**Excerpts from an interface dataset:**

____________

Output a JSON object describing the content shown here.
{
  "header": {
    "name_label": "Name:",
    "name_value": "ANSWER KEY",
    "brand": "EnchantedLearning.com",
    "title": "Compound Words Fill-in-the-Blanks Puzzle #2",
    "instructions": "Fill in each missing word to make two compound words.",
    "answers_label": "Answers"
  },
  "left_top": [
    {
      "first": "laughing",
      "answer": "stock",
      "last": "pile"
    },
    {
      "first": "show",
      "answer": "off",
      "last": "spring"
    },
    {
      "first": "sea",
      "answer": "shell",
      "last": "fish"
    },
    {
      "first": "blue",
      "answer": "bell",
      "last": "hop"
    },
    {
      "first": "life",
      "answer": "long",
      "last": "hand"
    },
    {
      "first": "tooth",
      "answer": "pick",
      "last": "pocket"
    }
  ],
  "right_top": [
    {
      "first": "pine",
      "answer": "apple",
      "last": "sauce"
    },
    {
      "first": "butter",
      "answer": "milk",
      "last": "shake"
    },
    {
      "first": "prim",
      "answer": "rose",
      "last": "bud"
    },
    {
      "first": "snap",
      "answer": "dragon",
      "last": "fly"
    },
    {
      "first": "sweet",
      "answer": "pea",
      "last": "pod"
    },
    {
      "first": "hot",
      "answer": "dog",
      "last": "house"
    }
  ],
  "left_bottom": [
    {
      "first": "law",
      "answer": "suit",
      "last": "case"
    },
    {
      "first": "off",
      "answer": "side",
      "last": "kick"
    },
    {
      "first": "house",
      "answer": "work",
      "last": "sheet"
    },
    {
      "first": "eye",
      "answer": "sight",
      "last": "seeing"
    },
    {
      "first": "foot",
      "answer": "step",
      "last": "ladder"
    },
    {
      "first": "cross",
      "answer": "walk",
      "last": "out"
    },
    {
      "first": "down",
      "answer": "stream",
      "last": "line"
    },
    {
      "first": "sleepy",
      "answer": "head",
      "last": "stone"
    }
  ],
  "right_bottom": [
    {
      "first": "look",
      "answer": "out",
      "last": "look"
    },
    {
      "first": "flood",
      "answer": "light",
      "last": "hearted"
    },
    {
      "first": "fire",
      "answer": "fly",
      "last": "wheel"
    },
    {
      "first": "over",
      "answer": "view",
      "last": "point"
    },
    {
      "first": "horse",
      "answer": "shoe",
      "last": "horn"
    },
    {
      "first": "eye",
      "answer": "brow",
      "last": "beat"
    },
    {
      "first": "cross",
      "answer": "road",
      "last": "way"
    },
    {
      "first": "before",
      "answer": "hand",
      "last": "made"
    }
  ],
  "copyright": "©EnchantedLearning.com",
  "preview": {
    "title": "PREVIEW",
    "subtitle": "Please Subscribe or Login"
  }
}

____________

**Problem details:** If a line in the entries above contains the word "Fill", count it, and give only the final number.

**Response area:** 2